Well, “need” is defined a little different by each person at each point in time. But since I experienced that being too radical or fast in certain steps of a transformation can turn me off the path completely, I did “allow” myself to stretch the meaning of “need”.

For the moment I moved some clothes, some utensils for the kitchen, towels, and – what I found surprising – mostly books! I did get rid of some of them, and others are still in a box (marked: read at least once but can’t get rid of yet), but at least a third (if not more) of what I moved to my tiny house were books! I can’t (and won’t) say if that’s good or bad, but it was just surprising to me.

I don’t have everything in there yet that I might need at some point, but the first step to living in my tiny house is more or less completed. I didn’t really clean up or prettify it for the pictures (like a lot of tiny house pictures are), since I do actually live in there, but just to give you an idea of how it looks inside at the moment:

tiny house inside

20150106 223831-small

There is obviously a lot still to be done (fix the door-curtain, get a bathroom wall, get a more permanent sink, get a kitchen that looks more in order and more like a kitchen etc. but it’s a start! So what do you think?


After sleeping in my new little house for two nights in a row, it became apparent pretty soon that the next thing before really moving in had to be the composting toilet. There is a house right next to my new home where I can use the toilet, but it’s winter, and I do want to have some luxury…

I found some leftover wood in the attic so I started to build my wooden box for the toilet. The separating toilet seat I had already ordered and received months ago from Separett .

So I started to build the box for the toilet. I’m sure that any carpenter would be horrified by the way I did it, but being pretty or doing it the “correct” way was not high on my list of priorities. I just wanted it to be stable and do the job. First, I built the frame.

toilet frame step 1 toilet frame finished

After that, I just screwed on the leftover wooden plates on all sides but the top.

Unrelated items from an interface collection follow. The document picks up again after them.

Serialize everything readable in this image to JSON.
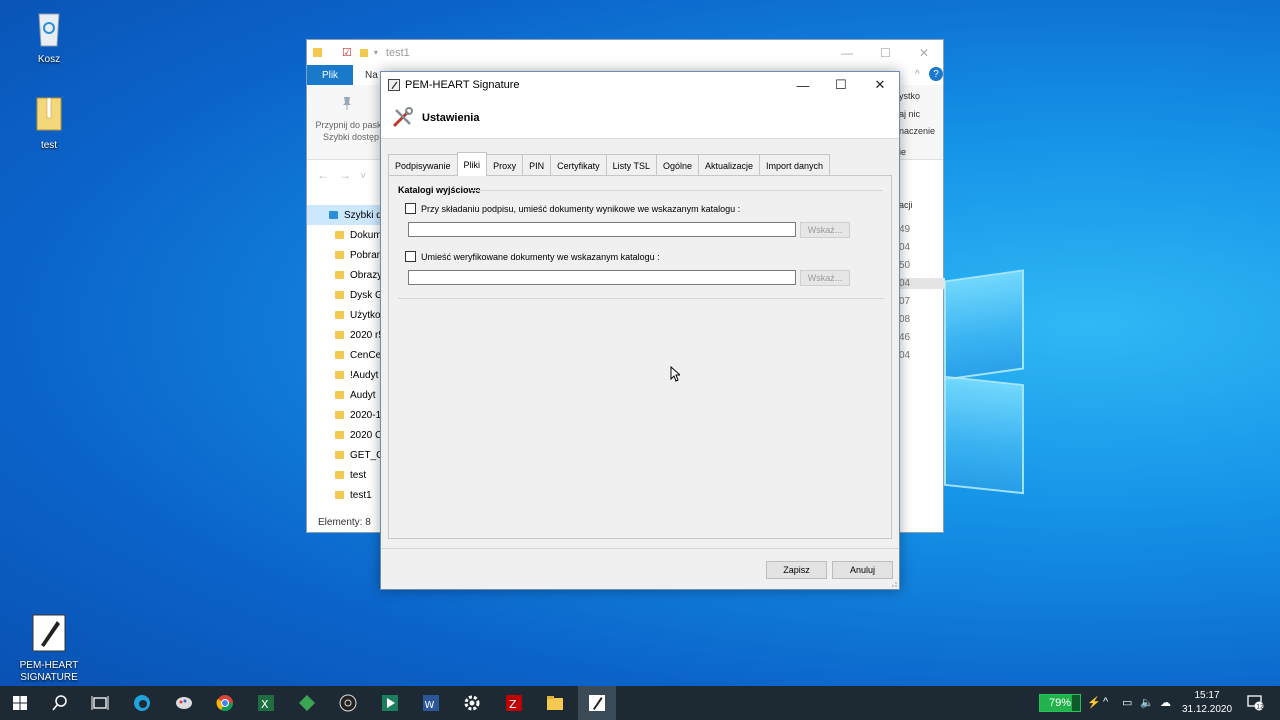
{
  "desktop": {
    "icons": [
      {
        "label": "Kosz"
      },
      {
        "label": "test"
      },
      {
        "label": "PEM-HEART\nSIGNATURE"
      }
    ]
  },
  "explorer": {
    "title": "test1",
    "file_tab": "Plik",
    "second_tab": "Na",
    "pin_label": "Przypnij do paska\nSzybki dostęp",
    "sidebar": [
      "Szybki d",
      "Dokum",
      "Pobran",
      "Obrazy",
      "Dysk G",
      "Użytko",
      "2020 r5",
      "CenCer",
      "!Audyt",
      "Audyt",
      "2020-1",
      "2020 C",
      "GET_CE",
      "test",
      "test1"
    ],
    "right_labels": [
      "ystko",
      "aj nic",
      "naczenie",
      "ie",
      "acji"
    ],
    "right_numbers": [
      "49",
      "04",
      "50",
      "04",
      "07",
      "08",
      "46",
      "04"
    ],
    "status": "Elementy: 8"
  },
  "dialog": {
    "title": "PEM-HEART Signature",
    "header_title": "Ustawienia",
    "tabs": [
      "Podpisywanie",
      "Pliki",
      "Proxy",
      "PIN",
      "Certyfikaty",
      "Listy TSL",
      "Ogólne",
      "Aktualizacje",
      "Import danych"
    ],
    "active_tab": "Pliki",
    "group_title": "Katalogi wyjściowe",
    "option1": {
      "label": "Przy składaniu podpisu, umieść dokumenty wynikowe we wskazanym katalogu :",
      "checked": false,
      "path": "",
      "browse": "Wskaż..."
    },
    "option2": {
      "label": "Umieść weryfikowane dokumenty we wskazanym katalogu :",
      "checked": false,
      "path": "",
      "browse": "Wskaż..."
    },
    "save": "Zapisz",
    "cancel": "Anuluj"
  },
  "taskbar": {
    "battery_percent": 79,
    "battery_label": "79%",
    "time": "15:17",
    "date": "31.12.2020",
    "notification_count": "12"
  },
  "colors": {
    "accent": "#1979ca",
    "taskbar": "#1e2a33",
    "battery": "#22b24c"
  }
}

I thought about building one side to be like a door, but then decided against it (out of laziness probably) and try it with just the hole on top.

composting toilet box

The tricky part was the hole for the ventilation shaft and the hole for the toilet seat. I didn’t want the seat to be moving around on top, but couldn’t make the hole too small because – since I didn’t build a door on the side – the bucket needed to fit through there. So it’s not especially pretty, but it should do the job.

composting toilet box

And that’s how it looked in the end:

composting toilet in a box composting toilet in a box

I’ll let you know how it’s working out in a while…